So if I've offended you, I probably intended to do so. If you find me obnoxious at times, I probably chose to be such. Same with what you deem "inappropriate" or "over-the-top" in my verbal productions or expressive behavior. Probably some of what you are perceiving at the times you make these judgments is transference which you bring to the table of our interaction, from yourself and your own agenda. But I don't deny that a large part of the baggage my words and actions carry was packed by none other than, me. And the utterance of the words and the performance of the actions were of my own free will, as are the decisions to refrain from speaking or acting. I blame no man, other than myself, for what I do, how I act, how I treat others.
But I take NO responsibility for how you choose to interpret my words and actions, if your interpretation is rooted in your own blatant hypocrisy, excessive prudishness, inordinate conventionality, morbid uptight-ness, or terminal humorlessness.

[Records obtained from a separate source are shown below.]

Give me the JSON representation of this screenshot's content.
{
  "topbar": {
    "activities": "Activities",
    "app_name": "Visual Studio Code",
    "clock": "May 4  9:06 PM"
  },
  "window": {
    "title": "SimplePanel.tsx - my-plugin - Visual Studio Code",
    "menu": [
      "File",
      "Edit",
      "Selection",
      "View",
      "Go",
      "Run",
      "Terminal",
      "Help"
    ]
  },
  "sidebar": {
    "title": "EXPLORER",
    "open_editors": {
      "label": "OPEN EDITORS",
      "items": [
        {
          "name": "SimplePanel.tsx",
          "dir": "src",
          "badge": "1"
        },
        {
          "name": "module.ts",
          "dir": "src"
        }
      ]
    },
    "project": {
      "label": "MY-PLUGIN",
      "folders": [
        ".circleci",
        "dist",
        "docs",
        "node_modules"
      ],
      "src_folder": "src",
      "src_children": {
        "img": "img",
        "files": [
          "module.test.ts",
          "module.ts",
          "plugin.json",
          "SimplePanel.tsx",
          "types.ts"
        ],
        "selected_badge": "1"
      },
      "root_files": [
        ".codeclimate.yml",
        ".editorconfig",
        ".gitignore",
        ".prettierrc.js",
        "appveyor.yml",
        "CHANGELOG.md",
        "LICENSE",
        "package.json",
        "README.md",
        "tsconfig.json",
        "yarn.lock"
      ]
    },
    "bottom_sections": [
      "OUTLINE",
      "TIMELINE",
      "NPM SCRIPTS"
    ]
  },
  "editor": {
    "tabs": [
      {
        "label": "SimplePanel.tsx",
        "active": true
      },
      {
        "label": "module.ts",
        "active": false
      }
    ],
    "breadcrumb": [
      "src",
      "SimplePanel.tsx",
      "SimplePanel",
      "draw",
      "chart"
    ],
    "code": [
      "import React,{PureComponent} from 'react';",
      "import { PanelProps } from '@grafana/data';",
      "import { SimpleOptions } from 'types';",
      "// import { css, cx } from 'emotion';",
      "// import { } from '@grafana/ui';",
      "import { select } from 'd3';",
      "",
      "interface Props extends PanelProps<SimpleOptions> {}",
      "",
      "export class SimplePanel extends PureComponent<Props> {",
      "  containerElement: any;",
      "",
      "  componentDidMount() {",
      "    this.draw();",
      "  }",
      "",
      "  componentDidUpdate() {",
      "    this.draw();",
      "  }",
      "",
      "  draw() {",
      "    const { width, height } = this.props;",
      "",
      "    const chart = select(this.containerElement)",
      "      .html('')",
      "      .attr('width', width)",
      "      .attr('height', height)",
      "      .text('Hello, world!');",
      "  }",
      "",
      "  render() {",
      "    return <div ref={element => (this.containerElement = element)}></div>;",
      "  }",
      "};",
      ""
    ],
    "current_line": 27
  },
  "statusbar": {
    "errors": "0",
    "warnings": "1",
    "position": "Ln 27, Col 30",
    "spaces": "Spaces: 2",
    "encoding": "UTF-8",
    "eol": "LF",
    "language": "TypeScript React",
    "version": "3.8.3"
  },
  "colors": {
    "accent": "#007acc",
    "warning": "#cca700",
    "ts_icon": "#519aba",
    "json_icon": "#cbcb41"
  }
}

NONE.
For 35 years, I was a mostly well-behaved, co-operative, hale-fellow-well-met, lawyer. I played that role well. Finally, last year, I had to hang up the lawyer's suit, because it was suffocating me. Now, I'm experimenting with other roles, breathing the air of a kind of freedom I haven't experienced since I was a child. The air up there is rare. It's challenging for people who've known me only as a typecast conventional attorney, for nearly two-score years, to see me flying high, often un-tethered, unlike before. Only time will tell where I'll land when I've finally found my new bearings.
In the meantime, if you've asked me to bow out, take my leave, get lost, scram buddy, I know when I'm unwanted and will respect your wishes. Just as I gave my artist friend Dan much more that the five minutes he asked that I not say a word at the "Lysistrata" cast party.
We are all struggling, trying to follow our stars. It's just more obvious in my present situation.